- **TASK REQUIREMENTS**
Calculate how many lines of the data hold "lamps". The answer consists of that number only.

○ ○ ○ ○

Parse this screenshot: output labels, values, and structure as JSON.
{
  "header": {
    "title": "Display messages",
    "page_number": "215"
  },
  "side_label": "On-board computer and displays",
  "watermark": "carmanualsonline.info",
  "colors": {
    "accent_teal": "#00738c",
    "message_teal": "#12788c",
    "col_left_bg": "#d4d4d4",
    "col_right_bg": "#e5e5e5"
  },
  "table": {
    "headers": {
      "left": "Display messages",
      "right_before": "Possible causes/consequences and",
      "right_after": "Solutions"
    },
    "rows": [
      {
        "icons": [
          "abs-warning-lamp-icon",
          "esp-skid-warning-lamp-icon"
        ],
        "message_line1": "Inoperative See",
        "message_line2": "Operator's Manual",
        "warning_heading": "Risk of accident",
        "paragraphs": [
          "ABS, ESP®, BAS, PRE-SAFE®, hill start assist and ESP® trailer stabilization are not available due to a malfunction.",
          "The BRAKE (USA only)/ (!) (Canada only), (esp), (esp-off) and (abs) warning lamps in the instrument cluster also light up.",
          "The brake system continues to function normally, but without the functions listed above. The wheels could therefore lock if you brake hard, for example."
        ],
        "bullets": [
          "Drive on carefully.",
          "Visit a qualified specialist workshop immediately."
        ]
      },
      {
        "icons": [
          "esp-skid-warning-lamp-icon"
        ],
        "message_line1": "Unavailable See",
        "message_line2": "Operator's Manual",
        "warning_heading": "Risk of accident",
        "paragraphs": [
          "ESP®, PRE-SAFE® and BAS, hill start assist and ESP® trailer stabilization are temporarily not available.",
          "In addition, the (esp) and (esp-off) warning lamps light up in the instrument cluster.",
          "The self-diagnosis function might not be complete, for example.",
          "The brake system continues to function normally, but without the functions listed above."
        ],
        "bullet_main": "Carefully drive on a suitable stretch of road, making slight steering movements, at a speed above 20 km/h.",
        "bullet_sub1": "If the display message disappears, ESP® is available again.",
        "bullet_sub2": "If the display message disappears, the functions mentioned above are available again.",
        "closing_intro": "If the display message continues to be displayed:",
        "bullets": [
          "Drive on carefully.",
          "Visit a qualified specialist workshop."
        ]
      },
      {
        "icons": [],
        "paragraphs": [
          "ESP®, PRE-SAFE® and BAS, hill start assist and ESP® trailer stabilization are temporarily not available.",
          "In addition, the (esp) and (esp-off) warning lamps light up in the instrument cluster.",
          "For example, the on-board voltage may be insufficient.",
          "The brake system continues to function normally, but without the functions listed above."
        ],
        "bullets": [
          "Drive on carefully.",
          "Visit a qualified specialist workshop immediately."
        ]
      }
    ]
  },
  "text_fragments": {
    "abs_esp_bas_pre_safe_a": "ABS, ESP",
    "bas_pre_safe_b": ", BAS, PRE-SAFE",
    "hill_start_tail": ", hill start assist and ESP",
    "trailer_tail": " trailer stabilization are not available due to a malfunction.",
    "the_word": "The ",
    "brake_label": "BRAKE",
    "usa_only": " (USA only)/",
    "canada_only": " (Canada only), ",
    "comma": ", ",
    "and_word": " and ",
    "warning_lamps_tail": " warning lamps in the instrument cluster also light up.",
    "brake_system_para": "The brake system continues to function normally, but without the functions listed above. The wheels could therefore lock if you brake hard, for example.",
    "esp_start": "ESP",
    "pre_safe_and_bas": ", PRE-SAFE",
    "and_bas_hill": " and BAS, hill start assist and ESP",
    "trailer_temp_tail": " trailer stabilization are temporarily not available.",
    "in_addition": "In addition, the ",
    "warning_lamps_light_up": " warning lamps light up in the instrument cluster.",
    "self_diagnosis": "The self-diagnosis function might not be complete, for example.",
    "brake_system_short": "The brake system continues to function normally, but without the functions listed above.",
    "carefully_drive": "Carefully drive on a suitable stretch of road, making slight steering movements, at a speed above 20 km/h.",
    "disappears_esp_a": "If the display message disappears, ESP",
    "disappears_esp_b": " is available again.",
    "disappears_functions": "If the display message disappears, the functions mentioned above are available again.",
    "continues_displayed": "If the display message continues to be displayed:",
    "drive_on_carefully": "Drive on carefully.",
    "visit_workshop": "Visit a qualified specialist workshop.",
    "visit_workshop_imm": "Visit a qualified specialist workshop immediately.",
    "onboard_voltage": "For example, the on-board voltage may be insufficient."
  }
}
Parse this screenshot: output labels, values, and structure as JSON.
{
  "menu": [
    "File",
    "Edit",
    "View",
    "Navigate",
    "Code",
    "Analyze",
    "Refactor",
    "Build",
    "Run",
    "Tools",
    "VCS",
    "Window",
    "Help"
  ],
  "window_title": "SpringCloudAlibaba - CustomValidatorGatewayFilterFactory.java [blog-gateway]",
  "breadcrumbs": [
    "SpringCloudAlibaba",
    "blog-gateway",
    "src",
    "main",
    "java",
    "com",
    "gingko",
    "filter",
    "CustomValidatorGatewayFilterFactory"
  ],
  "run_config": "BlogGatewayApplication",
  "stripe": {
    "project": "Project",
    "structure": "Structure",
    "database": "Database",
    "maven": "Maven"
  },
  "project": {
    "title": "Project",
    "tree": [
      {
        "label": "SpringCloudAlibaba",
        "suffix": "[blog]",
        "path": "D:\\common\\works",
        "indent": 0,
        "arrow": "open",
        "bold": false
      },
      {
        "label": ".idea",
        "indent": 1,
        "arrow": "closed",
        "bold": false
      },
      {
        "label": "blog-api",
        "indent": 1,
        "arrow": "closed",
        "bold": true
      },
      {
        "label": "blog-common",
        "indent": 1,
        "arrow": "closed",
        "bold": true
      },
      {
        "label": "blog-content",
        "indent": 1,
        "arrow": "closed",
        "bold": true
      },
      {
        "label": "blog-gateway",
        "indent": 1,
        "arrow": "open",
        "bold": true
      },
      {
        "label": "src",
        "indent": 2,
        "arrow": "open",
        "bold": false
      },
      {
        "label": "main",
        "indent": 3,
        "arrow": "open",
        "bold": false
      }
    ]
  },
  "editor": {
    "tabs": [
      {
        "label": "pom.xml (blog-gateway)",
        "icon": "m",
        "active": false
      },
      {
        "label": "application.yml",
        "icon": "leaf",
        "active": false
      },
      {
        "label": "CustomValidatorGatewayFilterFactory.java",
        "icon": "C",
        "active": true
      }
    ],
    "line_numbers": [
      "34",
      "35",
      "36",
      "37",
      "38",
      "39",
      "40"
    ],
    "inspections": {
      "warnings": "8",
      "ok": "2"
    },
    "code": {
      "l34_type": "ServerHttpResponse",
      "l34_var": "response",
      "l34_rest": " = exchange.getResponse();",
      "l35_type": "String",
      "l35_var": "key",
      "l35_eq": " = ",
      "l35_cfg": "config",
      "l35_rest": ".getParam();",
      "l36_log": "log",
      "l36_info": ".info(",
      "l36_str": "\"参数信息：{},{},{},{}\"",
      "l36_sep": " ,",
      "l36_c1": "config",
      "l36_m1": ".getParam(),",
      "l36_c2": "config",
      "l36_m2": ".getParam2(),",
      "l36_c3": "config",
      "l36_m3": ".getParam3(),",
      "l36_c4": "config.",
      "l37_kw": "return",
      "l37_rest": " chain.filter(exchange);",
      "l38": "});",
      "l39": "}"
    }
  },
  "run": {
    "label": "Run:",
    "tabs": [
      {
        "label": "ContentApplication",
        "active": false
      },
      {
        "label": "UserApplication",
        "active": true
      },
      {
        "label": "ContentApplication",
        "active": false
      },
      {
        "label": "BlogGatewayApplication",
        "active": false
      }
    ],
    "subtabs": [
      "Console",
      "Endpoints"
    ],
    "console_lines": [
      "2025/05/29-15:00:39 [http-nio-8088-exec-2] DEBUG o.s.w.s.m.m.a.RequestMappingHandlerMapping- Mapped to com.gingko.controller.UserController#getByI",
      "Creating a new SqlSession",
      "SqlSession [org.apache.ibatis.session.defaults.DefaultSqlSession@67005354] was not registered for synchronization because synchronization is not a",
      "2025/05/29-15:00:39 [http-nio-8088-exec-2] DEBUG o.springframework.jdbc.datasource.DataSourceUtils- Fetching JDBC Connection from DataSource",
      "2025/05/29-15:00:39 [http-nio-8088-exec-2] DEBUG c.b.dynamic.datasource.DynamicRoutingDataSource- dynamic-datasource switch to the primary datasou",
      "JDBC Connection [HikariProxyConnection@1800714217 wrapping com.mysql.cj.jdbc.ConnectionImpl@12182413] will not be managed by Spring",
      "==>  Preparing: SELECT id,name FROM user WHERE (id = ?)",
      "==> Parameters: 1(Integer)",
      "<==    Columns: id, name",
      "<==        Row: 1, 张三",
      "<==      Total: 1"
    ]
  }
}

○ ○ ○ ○

- **RESULT**
5